Stephen Ambrose is officially screwed. A politician might be able to survive a plagiarism scandal, but a historian? As examples of unattributed direct quotations throughout Ambrose’s work continue to turn up, Ambrose’s work — more oral history than academic research, and, according to this Ambrose-bashing article I found linked on Talking Points, endlessly recycled — Ambrose’s career is going up in flames. I think, as Mickey Kaus puts it, "Ambrose’s best defense may be ‘I don’t really write my books.’" Ambrose, like Tom Clancy or James Michener, employed a bevy of researchers. I’m not sure that it would salvage his reputation to be revealed as someone who relied on ghostwriters, but wouldn’t that be better than being a thief? Dishonesty involving authorship is one of the banes of academia (not so much for the for the real-estate professional). Eugene Garfield, founding editor of The Scientist, tackles the issues of ghostwriting and attribution in an essay on originality. The questions, in the abstract, are complex. If an editor’s revisions have substantially altered a manuscript (as Maxwell Perkins did to Look Homeward, Angel or Ezra Pound did to "The Waste Land"), Garfield asks, is it still entirely the author’s work? If a technical publication’s editors have to turn engineer-speak into more readable prose, are they serving as ghostwriters? Given that professional standing in the sciences and in academia often rests on questions of authorship, these are clearly major concerns for Garfield.
Outside the realm of academia, ghostwriting can still provide stumbling blocks. It seems to work just fine if the original author is dead: V.C. Andrews still manages to crank out bestsellers thanks to her ghostwriter (link via Jerry Kindall, long ago) and everyone seems perfectly content with the arrangement (although Ms. Andrews could not be reached for comment). Consider, however, the dispute over Nancy Drew. Nancy Drew, along with the Hardy Boys, the Rover Boys, the Bobbsey Twins, Tom Swift, the X Bar X Boys, and other series characters, was created by Stratemeyer Syndicate, the brainchild of prolific turn-of-the-century children’s author Edward Stratemeyer, who found himself able to invent scenarios and series faster than he could write them. Stratemeyer hired a stable of ghostwriters and published each series under the name of a single, fictional author, leaving the true authorship of Nancy Drew open to dispute for decades. Harriet Adams — Stratemeyer’s daughter, as well as an editor for and eventual head of the syndicate — claimed for years to be the real Caroline Keene. Ilana Nash’s capsule biography of Adams notes that she "interpreted the word ‘writing’ to mean more than strictly the production of a manuscript," and after Adams’ death in 1982 Mildred Benson stepped forward to be counted. Benson, an author and journalist who had been a professional writer for almost seventy years, received her rightful acclaim in 1993, when it was acknowledged that she had written the earliest Nancy Drew books, but the syndicate system seems guaranteed to produce bitterness in authors who receive little monetary compensation and less public acclaim for their work.

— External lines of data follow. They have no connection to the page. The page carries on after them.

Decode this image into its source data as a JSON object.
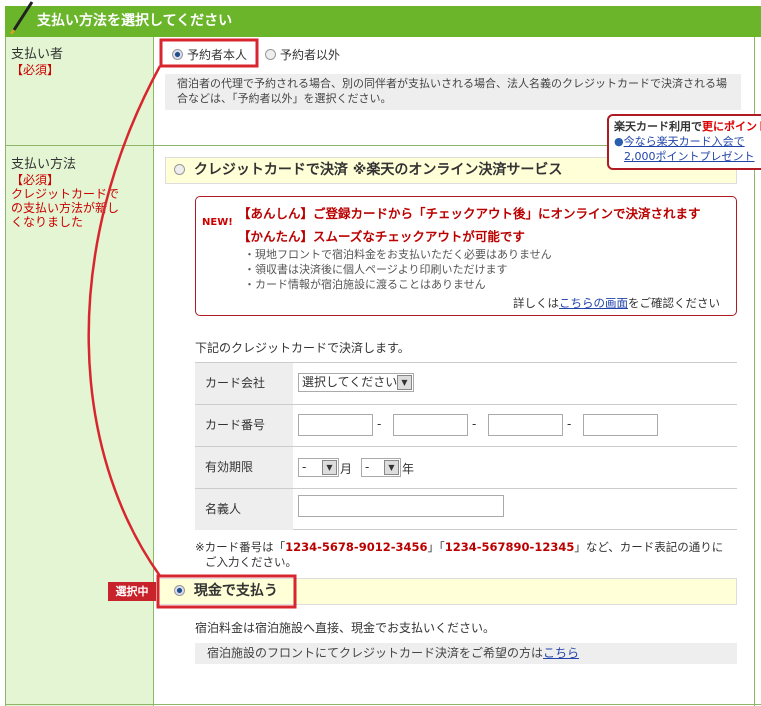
{
  "header": {
    "title": "支払い方法を選択してください"
  },
  "payer": {
    "label": "支払い者",
    "required": "【必須】",
    "options": [
      {
        "label": "予約者本人",
        "selected": true
      },
      {
        "label": "予約者以外",
        "selected": false
      }
    ],
    "note": "宿泊者の代理で予約される場合、別の同伴者が支払いされる場合、法人名義のクレジットカードで決済される場合などは、「予約者以外」を選択ください。"
  },
  "promo": {
    "title_a": "楽天カード利用で",
    "title_b": "更にポイント",
    "link_line1": "今なら楽天カード入会で",
    "link_line2": "2,000ポイントプレゼント"
  },
  "method": {
    "label": "支払い方法",
    "required": "【必須】",
    "notice": "クレジットカードでの支払い方法が新しくなりました",
    "credit": {
      "label": "クレジットカードで決済 ※楽天のオンライン決済サービス",
      "selected": false,
      "new_badge": "NEW!",
      "line1_tag": "【あんしん】",
      "line1": "ご登録カードから「チェックアウト後」にオンラインで決済されます",
      "line2_tag": "【かんたん】",
      "line2": "スムーズなチェックアウトが可能です",
      "bullets": [
        "・現地フロントで宿泊料金をお支払いただく必要はありません",
        "・領収書は決済後に個人ページより印刷いただけます",
        "・カード情報が宿泊施設に渡ることはありません"
      ],
      "details_pre": "詳しくは",
      "details_link": "こちらの画面",
      "details_post": "をご確認ください",
      "intro": "下記のクレジットカードで決済します。",
      "fields": {
        "company_label": "カード会社",
        "company_value": "選択してください",
        "number_label": "カード番号",
        "sep": "-",
        "expiry_label": "有効期限",
        "month_value": "-",
        "month_unit": "月",
        "year_value": "-",
        "year_unit": "年",
        "holder_label": "名義人"
      },
      "example_pre": "※カード番号は「",
      "example1": "1234-5678-9012-3456",
      "example_mid": "」「",
      "example2": "1234-567890-12345",
      "example_post": "」など、カード表記の通りに",
      "example_line2": "ご入力ください。"
    },
    "cash": {
      "badge": "選択中",
      "label": "現金で支払う",
      "selected": true,
      "note": "宿泊料金は宿泊施設へ直接、現金でお支払いください。",
      "front_note": "宿泊施設のフロントにてクレジットカード決済をご希望の方は",
      "front_link": "こちら"
    }
  },
  "colors": {
    "header": "#6bb52b",
    "left": "#e3f5d3",
    "annotation": "#d8262e"
  }
}
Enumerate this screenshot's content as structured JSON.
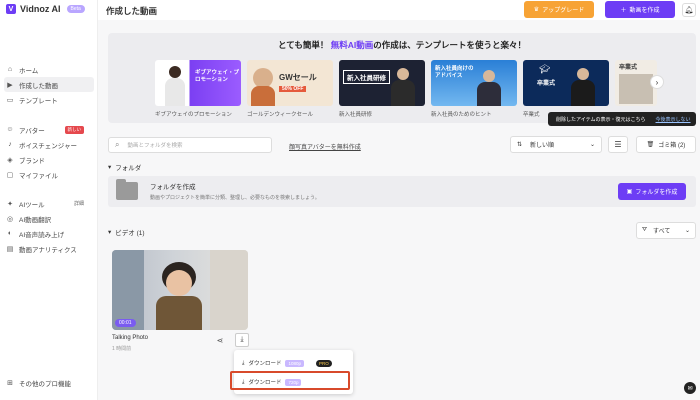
{
  "brand": {
    "name": "Vidnoz AI",
    "plan_badge": "Beta"
  },
  "sidebar": {
    "items": [
      {
        "label": "ホーム"
      },
      {
        "label": "作成した動画"
      },
      {
        "label": "テンプレート"
      },
      {
        "label": "アバター",
        "badge": "新しい"
      },
      {
        "label": "ボイスチェンジャー"
      },
      {
        "label": "ブランド"
      },
      {
        "label": "マイファイル"
      },
      {
        "label": "AIツール",
        "detail": "詳細"
      },
      {
        "label": "AI動画翻訳"
      },
      {
        "label": "AI音声読み上げ"
      },
      {
        "label": "動画アナリティクス"
      }
    ],
    "bottom_label": "その他のプロ機能"
  },
  "header": {
    "title": "作成した動画",
    "upgrade_label": "アップグレード",
    "create_label": "動画を作成"
  },
  "banner": {
    "title_pre": "とても簡単！",
    "title_highlight": "無料AI動画",
    "title_post": "の作成は、テンプレートを使うと楽々！",
    "templates": [
      {
        "label": "ギブアウェイのプロモーション",
        "thumb_text": "ギブアウェイ・プロモーション"
      },
      {
        "label": "ゴールデンウィークセール",
        "thumb_text": "GWセール",
        "thumb_sub": "50% OFF"
      },
      {
        "label": "新入社員研修",
        "thumb_text": "新入社員研修"
      },
      {
        "label": "新入社員のためのヒント",
        "thumb_text": "新入社員向けのアドバイス"
      },
      {
        "label": "卒業式",
        "thumb_text": "卒業式"
      },
      {
        "label": "",
        "thumb_text": "卒業式"
      }
    ]
  },
  "tooltip": {
    "text": "削除したアイテムの表示・復元はこちら",
    "link": "今後表示しない"
  },
  "toolbar": {
    "search_placeholder": "動画とフォルダを検索",
    "photo_avatar_link": "顔写真アバターを無料作成",
    "sort_label": "新しい順",
    "trash_label": "ゴミ箱 (2)"
  },
  "folders": {
    "section_label": "フォルダ",
    "create_title": "フォルダを作成",
    "create_desc": "動画やプロジェクトを簡単に分類、整理し、必要なものを検索しましょう。",
    "create_button": "フォルダを作成"
  },
  "videos": {
    "section_label": "ビデオ (1)",
    "filter_label": "すべて",
    "items": [
      {
        "title": "Talking Photo",
        "time": "1 時間前",
        "duration": "00:01"
      }
    ]
  },
  "download_menu": {
    "items": [
      {
        "label": "ダウンロード",
        "quality": "1080p",
        "pro": "PRO"
      },
      {
        "label": "ダウンロード",
        "quality": "720p"
      }
    ]
  },
  "colors": {
    "accent": "#6d3df5",
    "upgrade": "#f7a335",
    "highlight_border": "#d84a2b"
  }
}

Is it better to be a ghostwriter for a poltician, perhaps? Nobody’s quite sure who wrote and researched what in John Kennedy’s Profiles in Courage, but someone won a Pulitzer. Malcolm Moos, who coined the phrase "military-industrial complex" for Eisenhower, eventually got his due. And John Jay, who helped craft George Washington’s farewell address was a Chief Justice. And even today some ghostwriters have gone on to share their talents with a larger and presumably more appreciative world: Pat Buchanan, Peggy Noonan, Ben Stein, Barbara Walters. On reflection, perhaps it would be best to set the Stephen Ambrose book aside and pick up the memoirs of Ulysses S. Grant — he was a mediocre president, but they make for great reading. And he wrote them all by himself.